• Assignment:
Among the entries below, find each line with "Sensitivity" and show it.

[App and web page records]
**********
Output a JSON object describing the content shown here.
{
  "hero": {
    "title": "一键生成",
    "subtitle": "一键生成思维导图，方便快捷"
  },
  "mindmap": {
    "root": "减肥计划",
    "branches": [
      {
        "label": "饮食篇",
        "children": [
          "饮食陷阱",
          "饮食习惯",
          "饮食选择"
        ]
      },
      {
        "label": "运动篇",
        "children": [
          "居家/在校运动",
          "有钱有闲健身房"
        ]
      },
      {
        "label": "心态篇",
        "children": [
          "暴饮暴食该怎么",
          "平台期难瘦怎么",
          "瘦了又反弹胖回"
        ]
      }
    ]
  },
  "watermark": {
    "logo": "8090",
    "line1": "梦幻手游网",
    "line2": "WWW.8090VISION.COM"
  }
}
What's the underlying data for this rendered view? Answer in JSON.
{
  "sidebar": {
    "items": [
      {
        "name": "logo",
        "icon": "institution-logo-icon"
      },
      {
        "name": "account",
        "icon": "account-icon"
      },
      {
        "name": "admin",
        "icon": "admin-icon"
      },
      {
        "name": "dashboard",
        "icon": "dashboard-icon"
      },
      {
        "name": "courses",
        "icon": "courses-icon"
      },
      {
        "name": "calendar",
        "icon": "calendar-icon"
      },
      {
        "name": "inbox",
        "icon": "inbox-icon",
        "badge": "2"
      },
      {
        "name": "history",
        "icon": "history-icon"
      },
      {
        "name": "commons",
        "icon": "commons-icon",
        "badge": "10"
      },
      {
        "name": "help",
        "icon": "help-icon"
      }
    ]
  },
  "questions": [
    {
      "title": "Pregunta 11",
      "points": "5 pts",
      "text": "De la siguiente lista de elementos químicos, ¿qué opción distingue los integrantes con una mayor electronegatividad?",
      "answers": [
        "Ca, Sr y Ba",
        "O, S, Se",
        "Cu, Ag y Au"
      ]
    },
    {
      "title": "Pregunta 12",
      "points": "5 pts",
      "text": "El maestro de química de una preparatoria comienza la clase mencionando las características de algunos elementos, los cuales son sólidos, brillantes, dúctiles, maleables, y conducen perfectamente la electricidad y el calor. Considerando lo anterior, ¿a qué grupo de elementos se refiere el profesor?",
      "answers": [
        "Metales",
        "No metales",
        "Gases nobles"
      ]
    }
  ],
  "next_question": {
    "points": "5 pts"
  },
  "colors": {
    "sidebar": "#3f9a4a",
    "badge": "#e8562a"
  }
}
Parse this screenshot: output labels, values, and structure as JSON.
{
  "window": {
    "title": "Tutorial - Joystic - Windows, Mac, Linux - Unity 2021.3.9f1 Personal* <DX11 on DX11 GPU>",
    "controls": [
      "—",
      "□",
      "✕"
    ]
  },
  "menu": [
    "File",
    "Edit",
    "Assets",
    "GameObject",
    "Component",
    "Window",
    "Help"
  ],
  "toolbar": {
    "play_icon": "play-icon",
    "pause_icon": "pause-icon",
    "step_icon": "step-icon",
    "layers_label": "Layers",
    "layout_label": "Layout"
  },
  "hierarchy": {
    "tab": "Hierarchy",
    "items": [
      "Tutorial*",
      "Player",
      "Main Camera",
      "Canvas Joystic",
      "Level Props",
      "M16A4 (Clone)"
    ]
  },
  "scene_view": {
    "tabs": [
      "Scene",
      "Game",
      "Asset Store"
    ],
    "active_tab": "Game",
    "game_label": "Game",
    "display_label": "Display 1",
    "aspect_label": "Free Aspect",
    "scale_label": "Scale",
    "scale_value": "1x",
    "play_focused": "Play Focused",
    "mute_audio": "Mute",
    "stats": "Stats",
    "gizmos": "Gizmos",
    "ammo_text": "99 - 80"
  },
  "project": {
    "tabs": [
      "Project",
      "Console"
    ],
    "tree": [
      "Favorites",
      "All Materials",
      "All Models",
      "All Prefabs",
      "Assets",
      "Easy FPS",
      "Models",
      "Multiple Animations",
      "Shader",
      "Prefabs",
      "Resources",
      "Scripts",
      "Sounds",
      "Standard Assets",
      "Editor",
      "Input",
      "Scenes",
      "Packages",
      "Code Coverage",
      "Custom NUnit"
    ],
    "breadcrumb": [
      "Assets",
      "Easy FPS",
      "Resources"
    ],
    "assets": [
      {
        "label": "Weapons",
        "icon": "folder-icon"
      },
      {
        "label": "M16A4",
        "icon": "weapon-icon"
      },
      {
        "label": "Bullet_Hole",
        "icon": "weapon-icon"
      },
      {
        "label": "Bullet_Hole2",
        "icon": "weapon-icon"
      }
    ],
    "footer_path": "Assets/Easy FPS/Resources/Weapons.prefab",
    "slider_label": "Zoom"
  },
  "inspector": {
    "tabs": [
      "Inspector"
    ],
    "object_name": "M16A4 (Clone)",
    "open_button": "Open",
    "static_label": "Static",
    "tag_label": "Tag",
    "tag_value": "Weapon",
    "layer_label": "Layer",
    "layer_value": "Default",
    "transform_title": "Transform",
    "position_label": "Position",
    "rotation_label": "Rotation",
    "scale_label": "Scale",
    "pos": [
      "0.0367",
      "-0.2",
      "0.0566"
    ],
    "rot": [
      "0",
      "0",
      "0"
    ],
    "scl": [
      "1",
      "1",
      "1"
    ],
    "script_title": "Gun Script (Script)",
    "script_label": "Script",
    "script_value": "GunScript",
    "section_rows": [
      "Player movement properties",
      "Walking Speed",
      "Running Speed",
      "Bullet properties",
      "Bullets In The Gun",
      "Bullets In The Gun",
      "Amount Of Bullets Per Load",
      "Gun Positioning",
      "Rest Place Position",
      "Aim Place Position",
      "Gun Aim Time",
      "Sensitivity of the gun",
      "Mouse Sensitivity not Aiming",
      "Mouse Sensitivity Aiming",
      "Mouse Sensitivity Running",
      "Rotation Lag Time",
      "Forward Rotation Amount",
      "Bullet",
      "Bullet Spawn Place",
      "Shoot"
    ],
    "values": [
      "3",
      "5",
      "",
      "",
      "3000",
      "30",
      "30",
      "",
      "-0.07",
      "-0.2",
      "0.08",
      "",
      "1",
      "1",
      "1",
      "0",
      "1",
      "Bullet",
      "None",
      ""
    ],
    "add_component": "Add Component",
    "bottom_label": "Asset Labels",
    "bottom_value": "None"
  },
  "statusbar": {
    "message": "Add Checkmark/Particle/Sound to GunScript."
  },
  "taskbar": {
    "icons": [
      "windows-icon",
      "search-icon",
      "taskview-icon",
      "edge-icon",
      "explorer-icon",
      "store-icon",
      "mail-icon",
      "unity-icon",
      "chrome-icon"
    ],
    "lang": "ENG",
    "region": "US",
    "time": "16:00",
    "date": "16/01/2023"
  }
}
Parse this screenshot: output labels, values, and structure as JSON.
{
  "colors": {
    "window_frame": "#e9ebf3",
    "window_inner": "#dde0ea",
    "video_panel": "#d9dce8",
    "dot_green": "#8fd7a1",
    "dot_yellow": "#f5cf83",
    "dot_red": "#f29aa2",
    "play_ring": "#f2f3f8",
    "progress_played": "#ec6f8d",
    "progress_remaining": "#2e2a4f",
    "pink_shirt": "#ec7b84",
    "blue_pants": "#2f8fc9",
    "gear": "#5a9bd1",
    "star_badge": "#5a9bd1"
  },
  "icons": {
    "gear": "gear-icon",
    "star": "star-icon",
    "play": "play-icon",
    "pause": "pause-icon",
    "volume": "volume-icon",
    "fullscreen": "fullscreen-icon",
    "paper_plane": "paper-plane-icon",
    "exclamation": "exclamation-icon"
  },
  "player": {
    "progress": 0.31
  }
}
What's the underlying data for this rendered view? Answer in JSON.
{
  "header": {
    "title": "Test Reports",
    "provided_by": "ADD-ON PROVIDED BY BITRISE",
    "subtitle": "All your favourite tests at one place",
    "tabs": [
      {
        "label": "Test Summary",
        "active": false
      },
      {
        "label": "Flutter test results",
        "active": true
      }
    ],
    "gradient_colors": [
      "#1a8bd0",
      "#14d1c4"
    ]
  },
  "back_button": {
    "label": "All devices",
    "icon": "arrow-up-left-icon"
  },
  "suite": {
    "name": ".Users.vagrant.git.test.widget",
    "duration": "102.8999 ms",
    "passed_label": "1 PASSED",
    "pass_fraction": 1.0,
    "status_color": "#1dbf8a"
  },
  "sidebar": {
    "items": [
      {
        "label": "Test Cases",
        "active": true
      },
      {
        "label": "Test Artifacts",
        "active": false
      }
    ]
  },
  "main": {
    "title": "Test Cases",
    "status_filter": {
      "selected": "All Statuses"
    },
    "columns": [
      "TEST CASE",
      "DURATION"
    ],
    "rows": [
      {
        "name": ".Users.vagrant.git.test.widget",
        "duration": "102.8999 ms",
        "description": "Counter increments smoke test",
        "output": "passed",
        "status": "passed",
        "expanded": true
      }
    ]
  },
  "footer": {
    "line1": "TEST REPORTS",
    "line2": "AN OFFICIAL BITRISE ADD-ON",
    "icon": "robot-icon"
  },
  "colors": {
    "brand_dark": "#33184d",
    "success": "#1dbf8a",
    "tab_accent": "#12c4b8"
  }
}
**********
• Answer section:
      "Sensitivity of the gun",
      "Mouse Sensitivity not Aiming",
      "Mouse Sensitivity Aiming",
      "Mouse Sensitivity Running",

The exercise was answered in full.